# What you have to do
The answer must be every line from the entries below that includes "icon".

Interface dataset entries
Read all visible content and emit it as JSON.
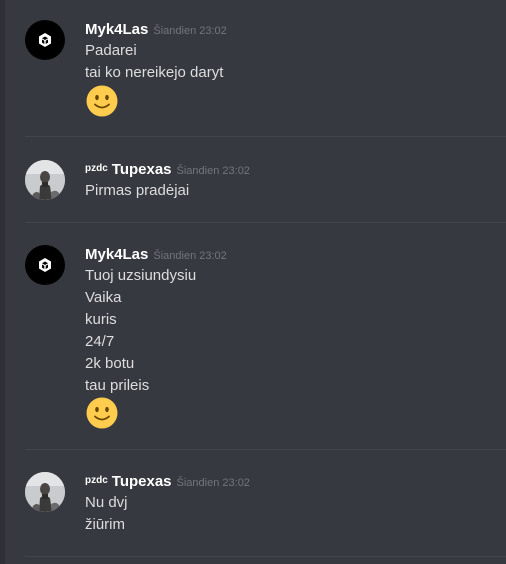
{
  "colors": {
    "background": "#36393f",
    "sidebar_strip": "#2f3136",
    "username": "#ffffff",
    "message_text": "#dcddde",
    "timestamp": "#72767d",
    "divider": "#42454a",
    "emoji_yellow": "#ffcc4d"
  },
  "messages": [
    {
      "author": "Myk4Las",
      "tag": "",
      "timestamp": "Šiandien 23:02",
      "avatar": "cube-logo-icon",
      "lines": [
        "Padarei",
        "tai ko nereikejo daryt"
      ],
      "emoji": "slightly-smiling-face-icon"
    },
    {
      "author": "Tupexas",
      "tag": "pzdc",
      "timestamp": "Šiandien 23:02",
      "avatar": "person-photo-avatar",
      "lines": [
        "Pirmas pradėjai"
      ]
    },
    {
      "author": "Myk4Las",
      "tag": "",
      "timestamp": "Šiandien 23:02",
      "avatar": "cube-logo-icon",
      "lines": [
        "Tuoj uzsiundysiu",
        "Vaika",
        "kuris",
        "24/7",
        "2k botu",
        "tau prileis"
      ],
      "emoji": "slightly-smiling-face-icon"
    },
    {
      "author": "Tupexas",
      "tag": "pzdc",
      "timestamp": "Šiandien 23:02",
      "avatar": "person-photo-avatar",
      "lines": [
        "Nu dvj",
        "žiūrim"
      ]
    }
  ]
}
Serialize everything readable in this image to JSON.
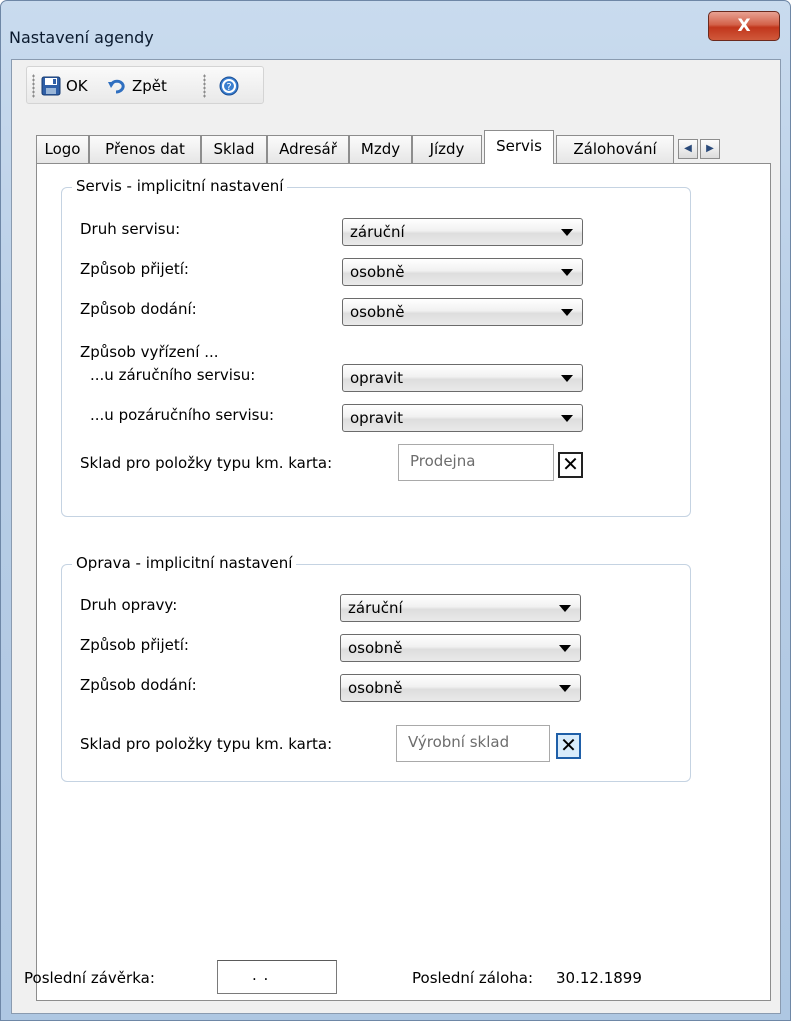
{
  "window": {
    "title": "Nastavení agendy",
    "close_label": "X"
  },
  "toolbar": {
    "ok_label": "OK",
    "back_label": "Zpět",
    "help_icon": "help-icon",
    "save_icon": "save-icon",
    "undo_icon": "undo-icon"
  },
  "tabs": [
    {
      "label": "Logo"
    },
    {
      "label": "Přenos dat"
    },
    {
      "label": "Sklad"
    },
    {
      "label": "Adresář"
    },
    {
      "label": "Mzdy"
    },
    {
      "label": "Jízdy"
    },
    {
      "label": "Servis",
      "active": true
    },
    {
      "label": "Zálohování"
    }
  ],
  "servis": {
    "legend": "Servis - implicitní nastavení",
    "druh_label": "Druh servisu:",
    "druh_value": "záruční",
    "prijeti_label": "Způsob přijetí:",
    "prijeti_value": "osobně",
    "dodani_label": "Způsob dodání:",
    "dodani_value": "osobně",
    "vyrizeni_label": "Způsob vyřízení ...",
    "zarucni_label": "...u záručního servisu:",
    "zarucni_value": "opravit",
    "pozarucni_label": "...u pozáručního servisu:",
    "pozarucni_value": "opravit",
    "sklad_label": "Sklad pro položky typu km. karta:",
    "sklad_value": "Prodejna"
  },
  "oprava": {
    "legend": "Oprava - implicitní nastavení",
    "druh_label": "Druh opravy:",
    "druh_value": "záruční",
    "prijeti_label": "Způsob přijetí:",
    "prijeti_value": "osobně",
    "dodani_label": "Způsob dodání:",
    "dodani_value": "osobně",
    "sklad_label": "Sklad pro položky typu km. karta:",
    "sklad_value": "Výrobní sklad"
  },
  "footer": {
    "zaverka_label": "Poslední závěrka:",
    "zaverka_value": ". .",
    "zaloha_label": "Poslední záloha:",
    "zaloha_value": "30.12.1899"
  }
}
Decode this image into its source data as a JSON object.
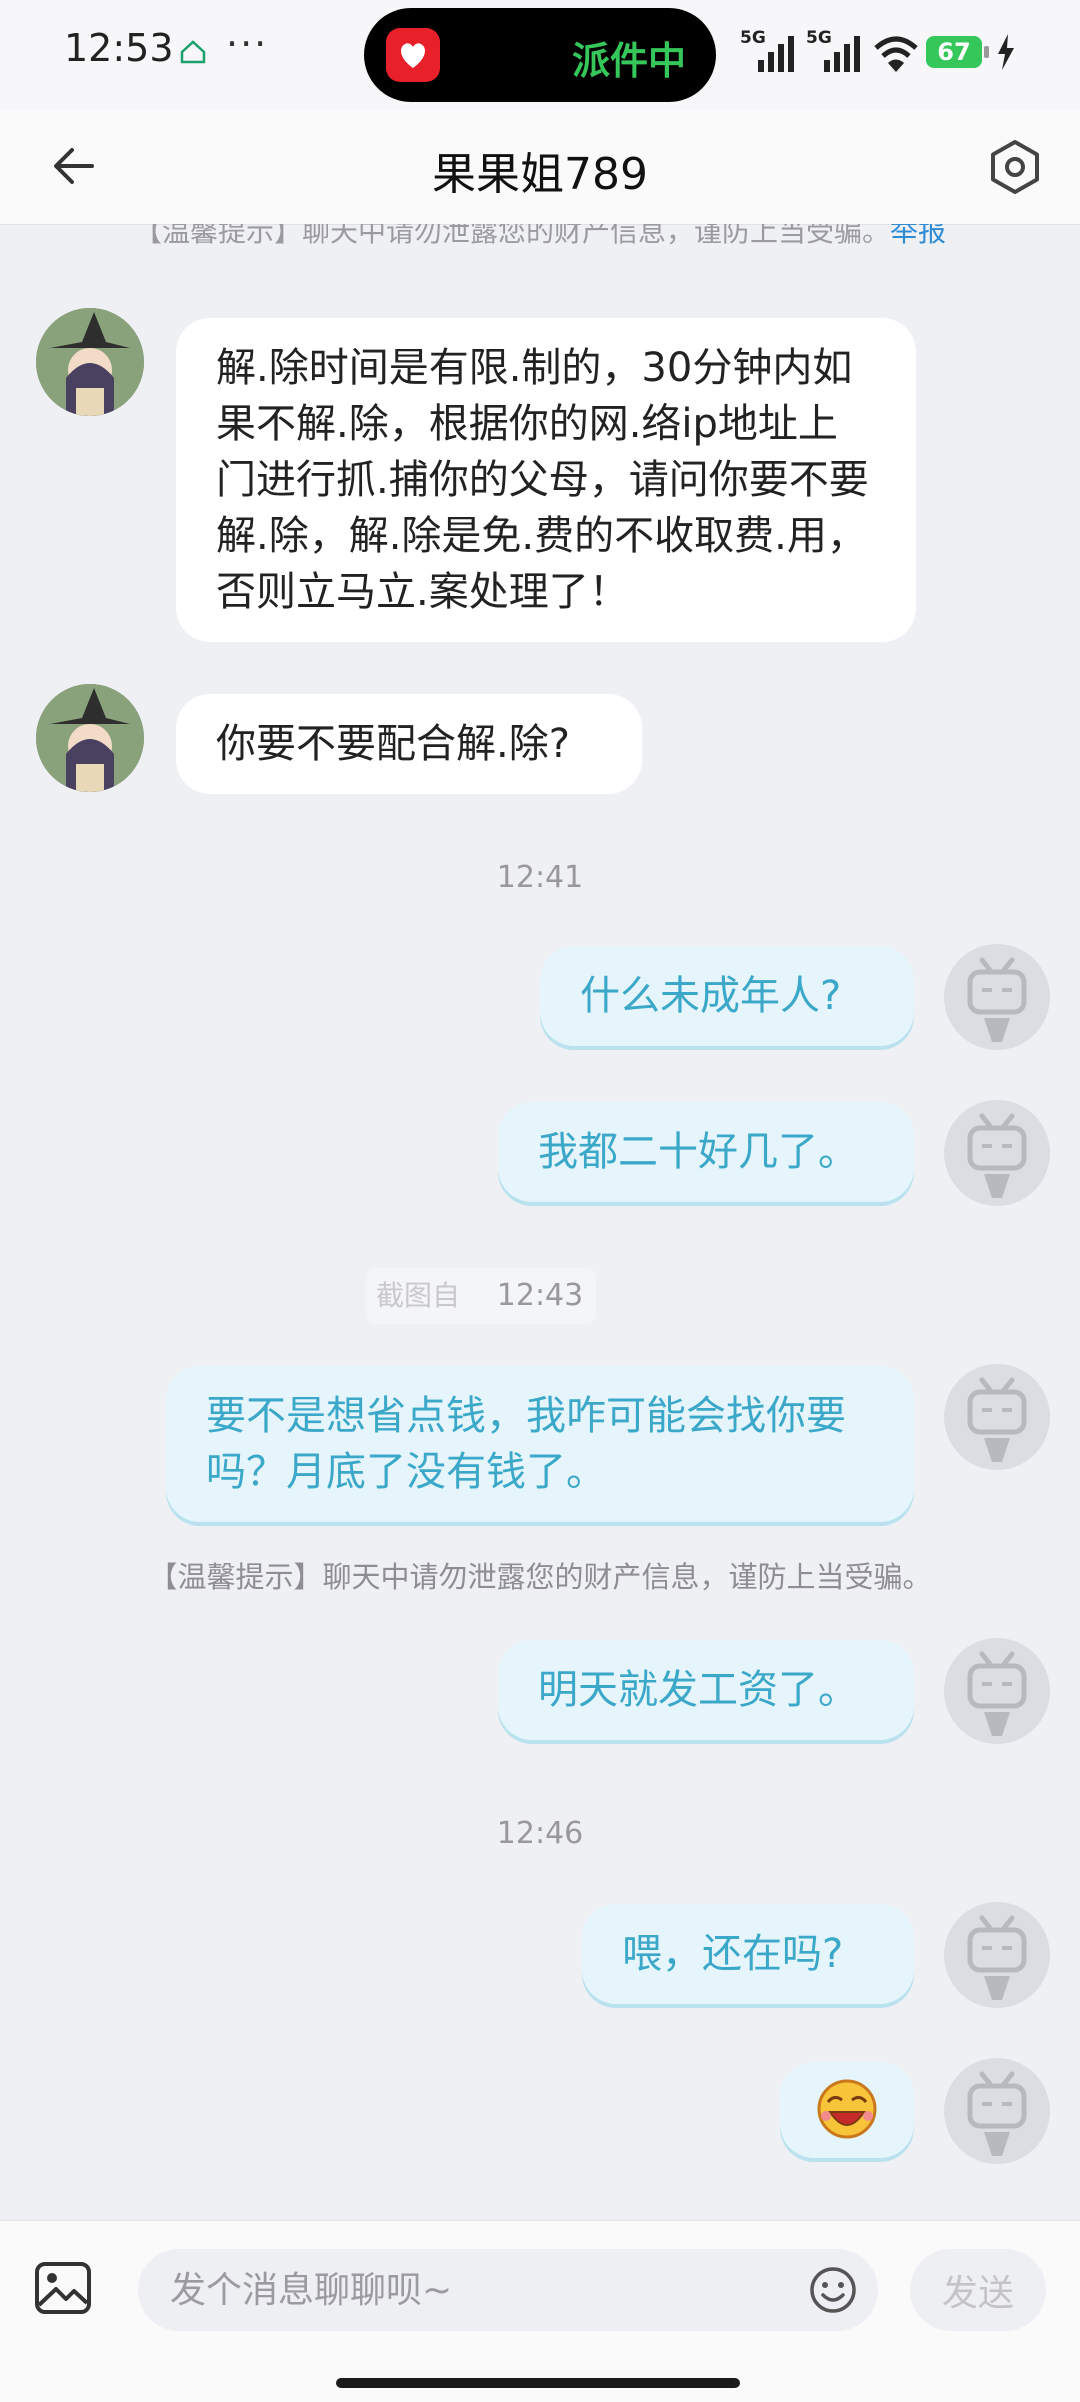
{
  "status_bar": {
    "time": "12:53",
    "dots": "···",
    "island_text": "派件中",
    "sim1": "5G",
    "sim2": "5G",
    "battery": "67"
  },
  "header": {
    "title": "果果姐789"
  },
  "chat": {
    "top_warning": "【温馨提示】聊天中请勿泄露您的财产信息，谨防上当受骗。",
    "report_link": "举报",
    "messages": [
      {
        "side": "left",
        "text": "解.除时间是有限.制的，30分钟内如果不解.除，根据你的网.络ip地址上门进行抓.捕你的父母，请问你要不要解.除，解.除是免.费的不收取费.用，否则立马立.案处理了！"
      },
      {
        "side": "left",
        "text": "你要不要配合解.除?"
      },
      {
        "side": "right",
        "text": "什么未成年人?"
      },
      {
        "side": "right",
        "text": "我都二十好几了。"
      },
      {
        "side": "right",
        "text": "要不是想省点钱，我咋可能会找你要吗？月底了没有钱了。"
      },
      {
        "side": "right",
        "text": "明天就发工资了。"
      },
      {
        "side": "right",
        "text": "喂，还在吗?"
      },
      {
        "side": "right",
        "text": "",
        "emoji": "laughing-face-emoji"
      }
    ],
    "timestamps": [
      "12:41",
      "12:43",
      "12:46"
    ],
    "mid_warning": "【温馨提示】聊天中请勿泄露您的财产信息，谨防上当受骗。",
    "watermark_text": "截图自"
  },
  "input": {
    "placeholder": "发个消息聊聊呗~",
    "send_label": "发送"
  },
  "colors": {
    "background": "#eff0f4",
    "right_bubble": "#e5f5fb",
    "right_text": "#3ba7c9",
    "link": "#2e8bd6",
    "island_text": "#35c759"
  }
}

# Response below
      "avatar": "cube-logo-icon",
      "emoji": "slightly-smiling-face-icon"
      "avatar": "cube-logo-icon",
      "emoji": "slightly-smiling-face-icon"
    "help_icon": "help-icon",
    "save_icon": "save-icon",
    "undo_icon": "undo-icon"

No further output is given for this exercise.